Records for this task |
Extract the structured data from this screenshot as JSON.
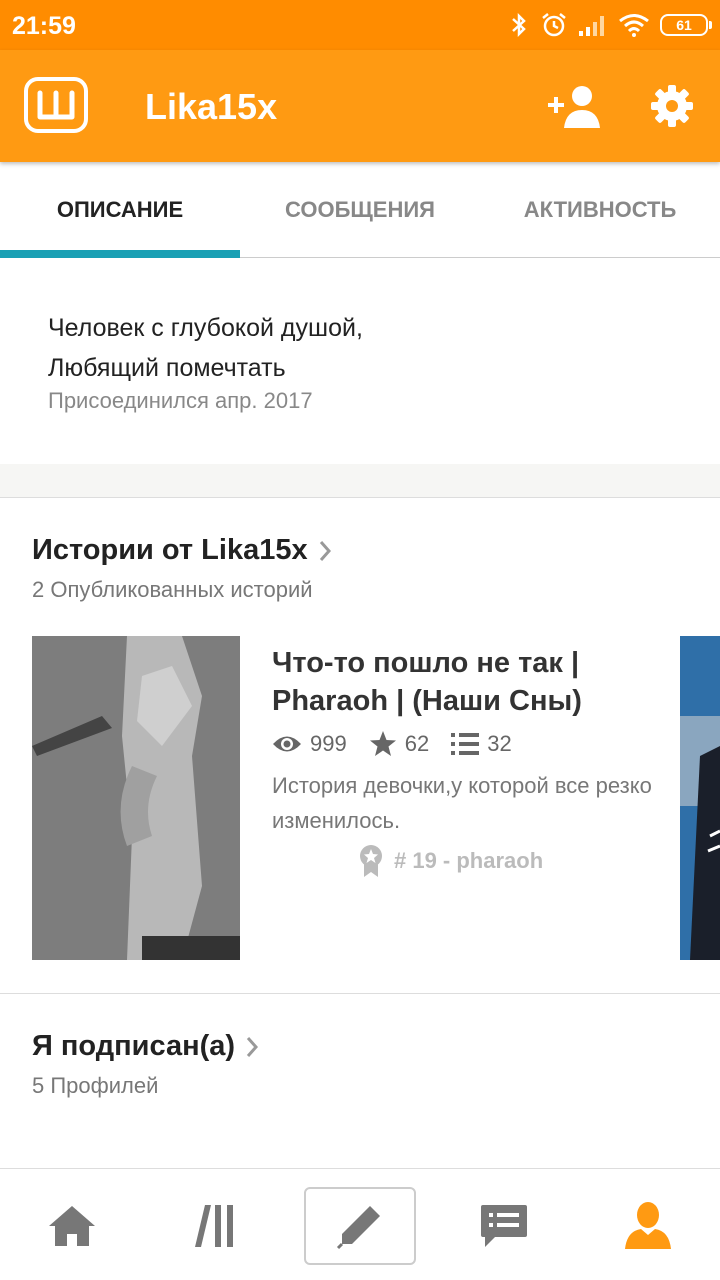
{
  "status_bar": {
    "time": "21:59",
    "battery": "61",
    "icons": [
      "bluetooth-icon",
      "alarm-icon",
      "signal-icon",
      "wifi-icon",
      "battery-icon"
    ]
  },
  "app_bar": {
    "title": "Lika15x",
    "logo_icon": "wattpad-logo",
    "actions": [
      "add-user-icon",
      "gear-icon"
    ]
  },
  "tabs": [
    {
      "label": "ОПИСАНИЕ",
      "active": true
    },
    {
      "label": "СООБЩЕНИЯ",
      "active": false
    },
    {
      "label": "АКТИВНОСТЬ",
      "active": false
    }
  ],
  "about": {
    "bio_line1": "Человек с глубокой душой,",
    "bio_line2": "Любящий помечтать",
    "joined": "Присоединился апр. 2017"
  },
  "stories": {
    "title": "Истории от Lika15x",
    "subtitle": "2 Опубликованных историй",
    "items": [
      {
        "title": "Что-то пошло не так | Pharaoh | (Наши Сны)",
        "reads": "999",
        "votes": "62",
        "parts": "32",
        "description": "История девочки,у которой все резко изменилось.",
        "rank": "# 19 - pharaoh"
      }
    ]
  },
  "following": {
    "title": "Я подписан(а)",
    "subtitle": "5 Профилей"
  },
  "bottom_nav": {
    "items": [
      "home-icon",
      "library-icon",
      "write-icon",
      "messages-icon",
      "profile-icon"
    ],
    "active": "profile-icon"
  },
  "colors": {
    "status_bar": "#ff8c00",
    "app_bar": "#ff9a12",
    "tab_indicator": "#1aa0b4",
    "active_nav": "#ff9a12"
  }
}
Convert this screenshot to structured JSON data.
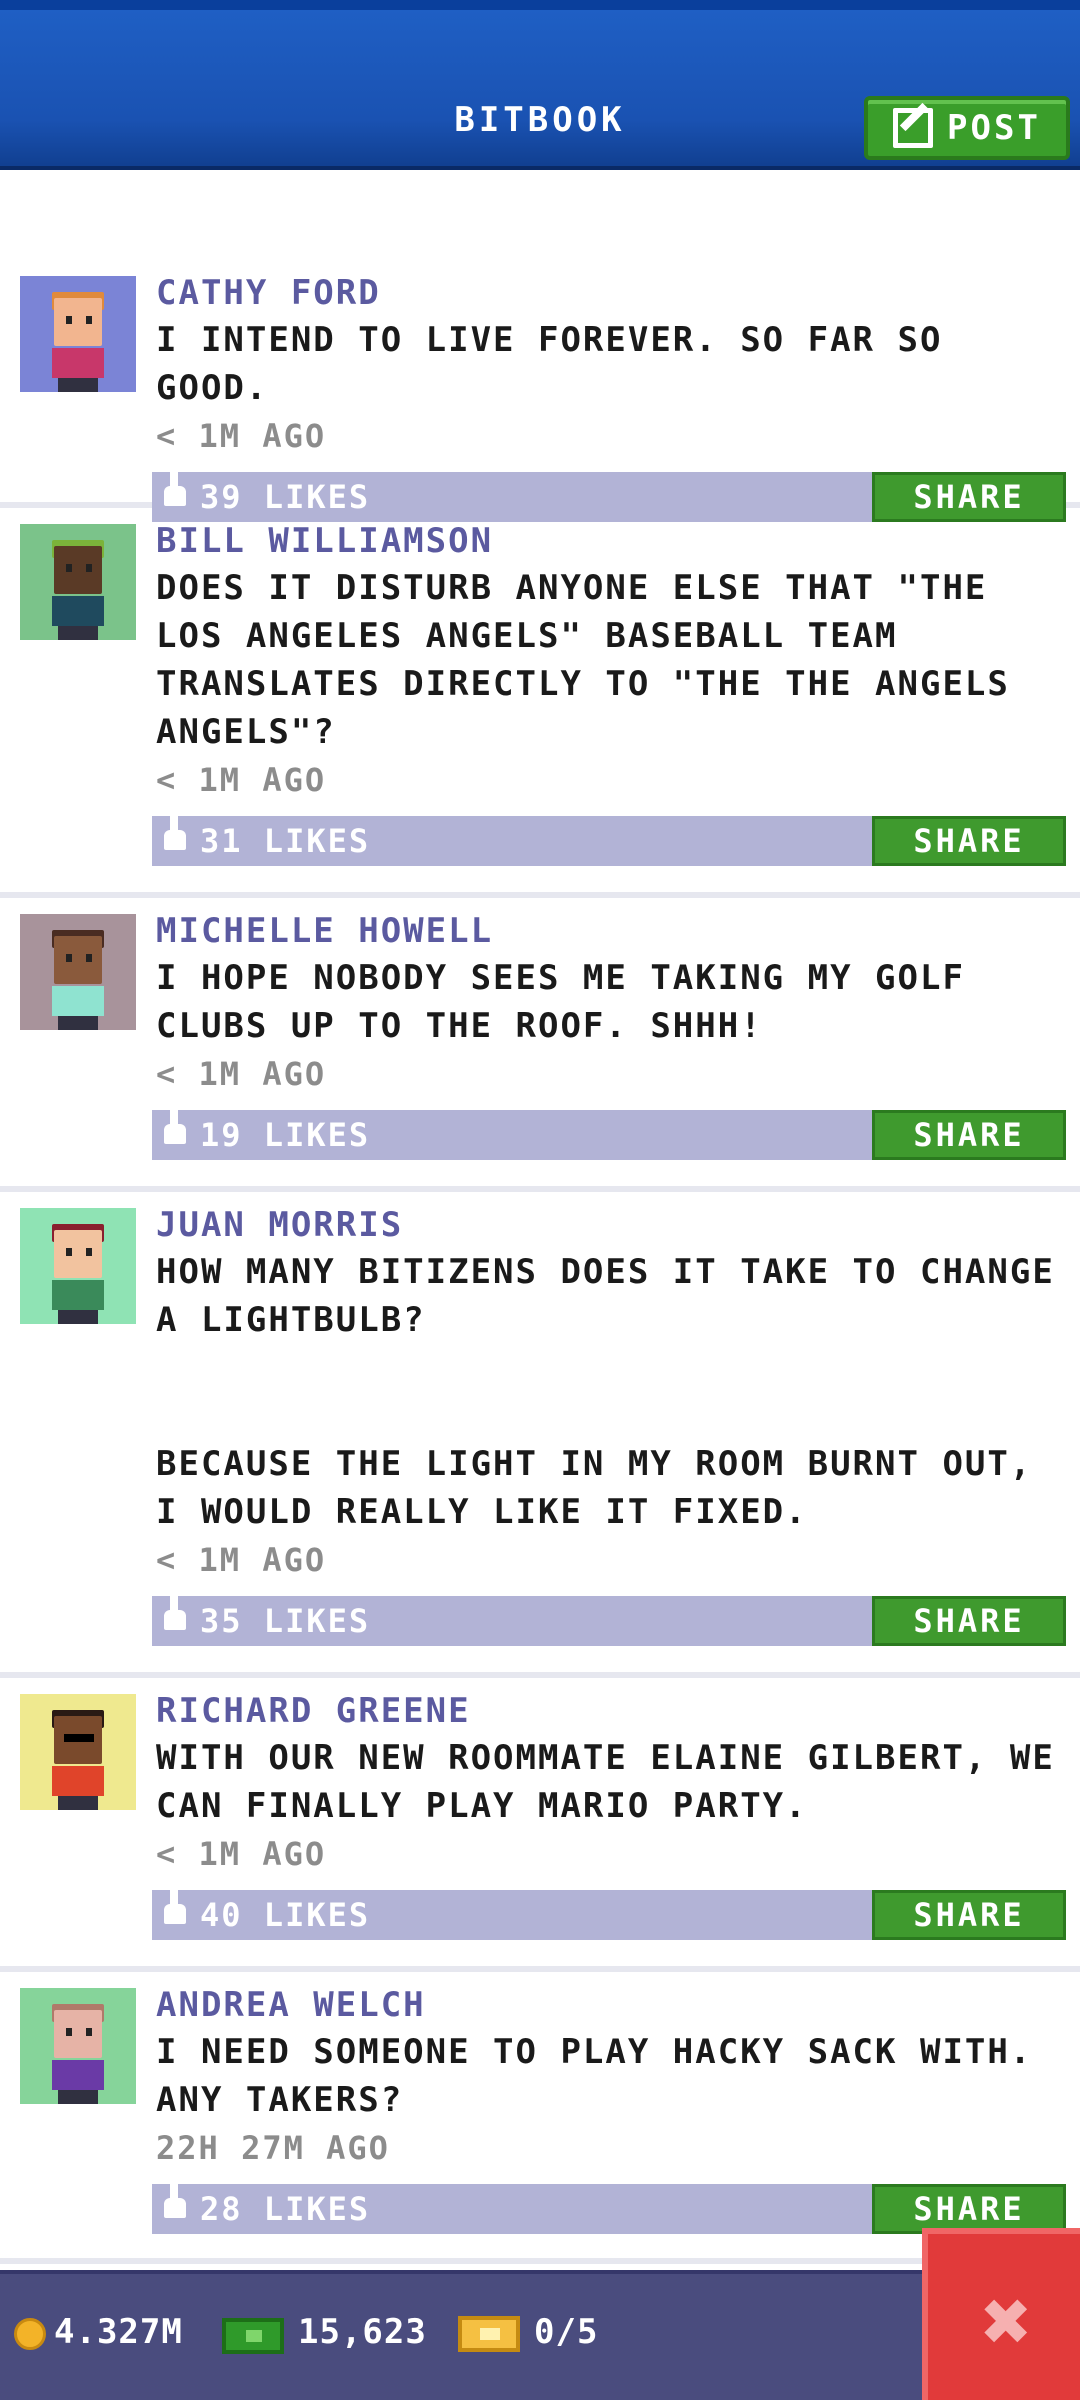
{
  "header": {
    "title": "BITBOOK",
    "post_label": "POST"
  },
  "posts": [
    {
      "author": "CATHY FORD",
      "message": "I INTEND TO LIVE FOREVER. SO FAR SO GOOD.",
      "time": "< 1M AGO",
      "likes": "39 LIKES",
      "share_label": "SHARE",
      "avatar_bg": "#7b84d6"
    },
    {
      "author": "BILL WILLIAMSON",
      "message": "DOES IT DISTURB ANYONE ELSE THAT \"THE LOS ANGELES ANGELS\" BASEBALL TEAM TRANSLATES DIRECTLY TO \"THE THE ANGELS ANGELS\"?",
      "time": "< 1M AGO",
      "likes": "31 LIKES",
      "share_label": "SHARE",
      "avatar_bg": "#7bc38a"
    },
    {
      "author": "MICHELLE HOWELL",
      "message": "I HOPE NOBODY SEES ME TAKING MY GOLF CLUBS UP TO THE ROOF. SHHH!",
      "time": "< 1M AGO",
      "likes": "19 LIKES",
      "share_label": "SHARE",
      "avatar_bg": "#a8939b"
    },
    {
      "author": "JUAN MORRIS",
      "message": "HOW MANY BITIZENS DOES IT TAKE TO CHANGE A LIGHTBULB?\n\n\nBECAUSE THE LIGHT IN MY ROOM BURNT OUT, I WOULD REALLY LIKE IT FIXED.",
      "time": "< 1M AGO",
      "likes": "35 LIKES",
      "share_label": "SHARE",
      "avatar_bg": "#8fe3b4"
    },
    {
      "author": "RICHARD GREENE",
      "message": "WITH OUR NEW ROOMMATE ELAINE GILBERT, WE CAN FINALLY PLAY MARIO PARTY.",
      "time": "< 1M AGO",
      "likes": "40 LIKES",
      "share_label": "SHARE",
      "avatar_bg": "#efe98f"
    },
    {
      "author": "ANDREA WELCH",
      "message": "I NEED SOMEONE TO PLAY HACKY SACK WITH. ANY TAKERS?",
      "time": "22H 27M AGO",
      "likes": "28 LIKES",
      "share_label": "SHARE",
      "avatar_bg": "#86d49a"
    }
  ],
  "bottom_bar": {
    "coins": "4.327M",
    "bux": "15,623",
    "tickets": "0/5"
  }
}
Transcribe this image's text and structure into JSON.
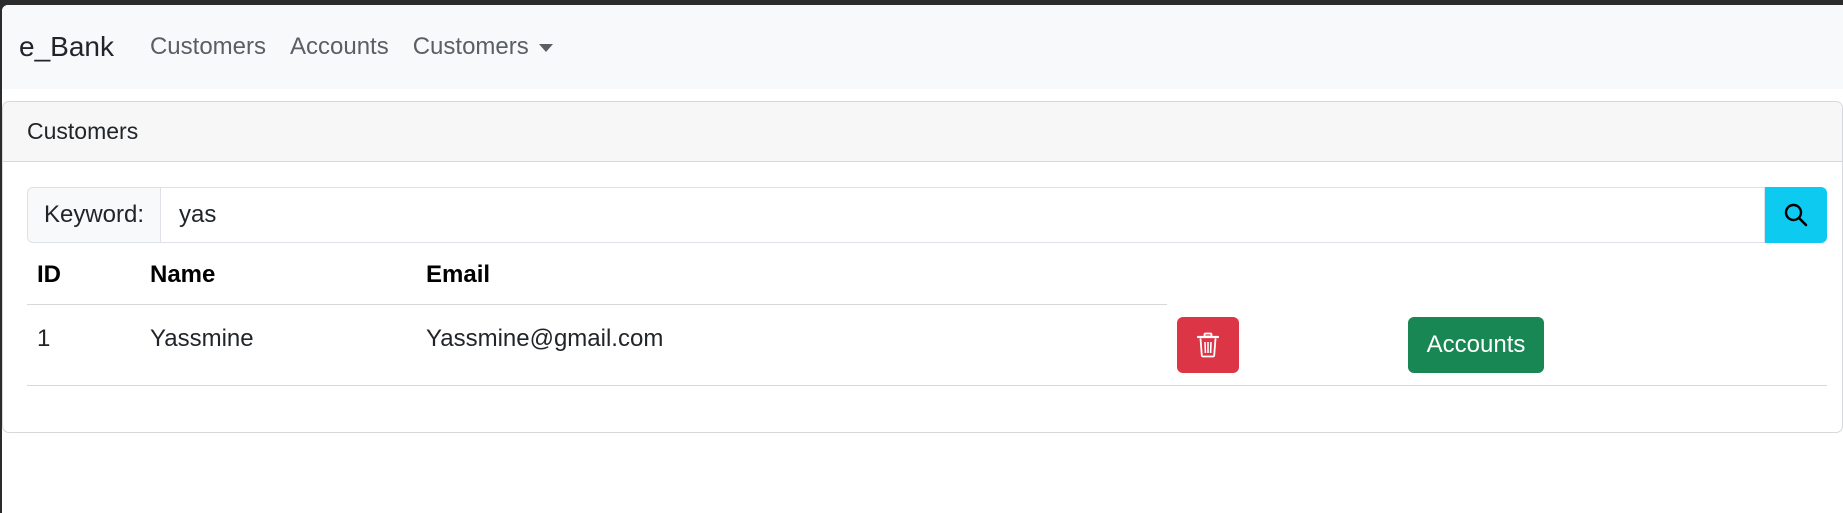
{
  "navbar": {
    "brand": "e_Bank",
    "links": [
      "Customers",
      "Accounts"
    ],
    "dropdown_label": "Customers"
  },
  "card": {
    "header": "Customers"
  },
  "search": {
    "label": "Keyword:",
    "value": "yas",
    "button_icon": "search-icon"
  },
  "table": {
    "columns": [
      "ID",
      "Name",
      "Email"
    ],
    "rows": [
      {
        "id": "1",
        "name": "Yassmine",
        "email": "Yassmine@gmail.com"
      }
    ],
    "row_actions": {
      "delete_icon": "trash-icon",
      "accounts_label": "Accounts"
    }
  },
  "colors": {
    "navbar_bg": "#f8f9fa",
    "search_button": "#0dcaf0",
    "delete_button": "#dc3545",
    "accounts_button": "#198754"
  }
}
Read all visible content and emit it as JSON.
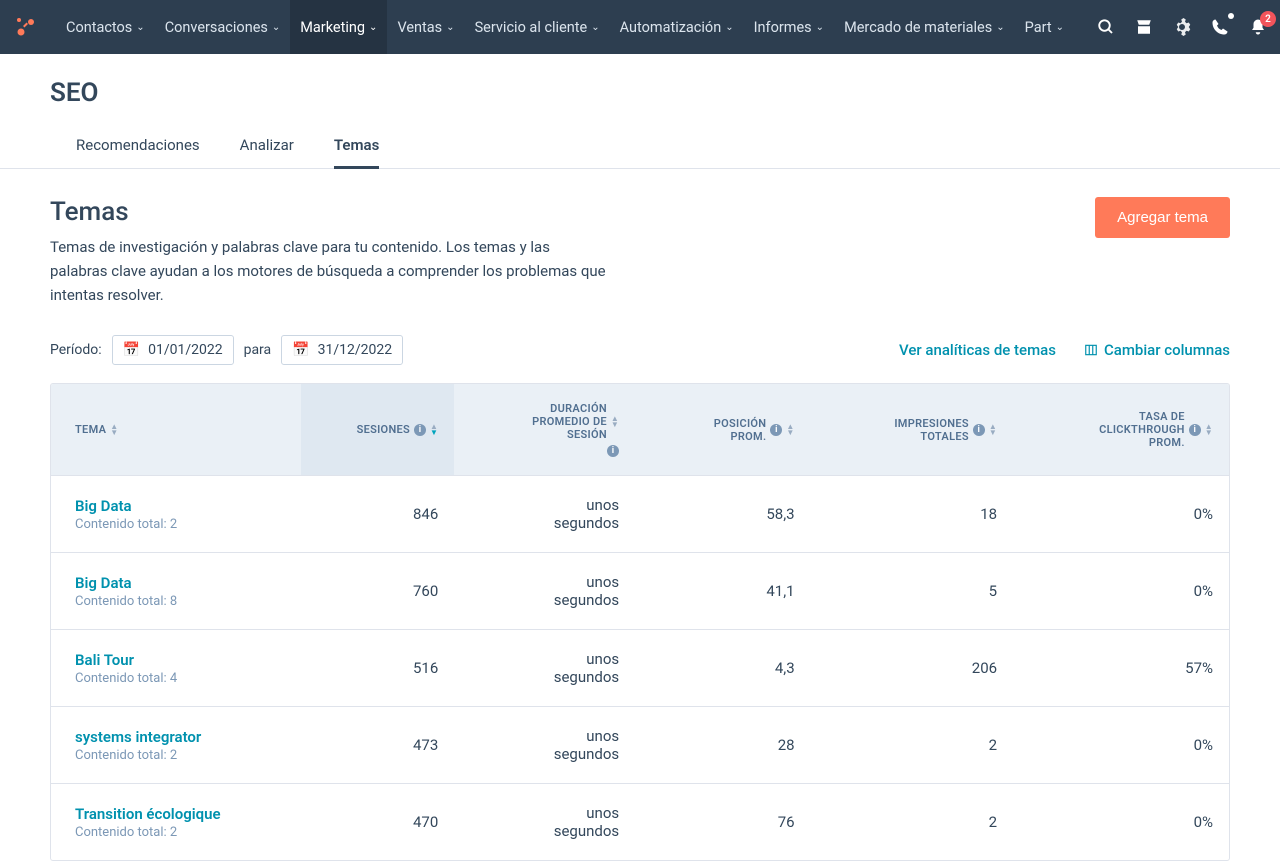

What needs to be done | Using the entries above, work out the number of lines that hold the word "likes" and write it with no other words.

Final answer | 6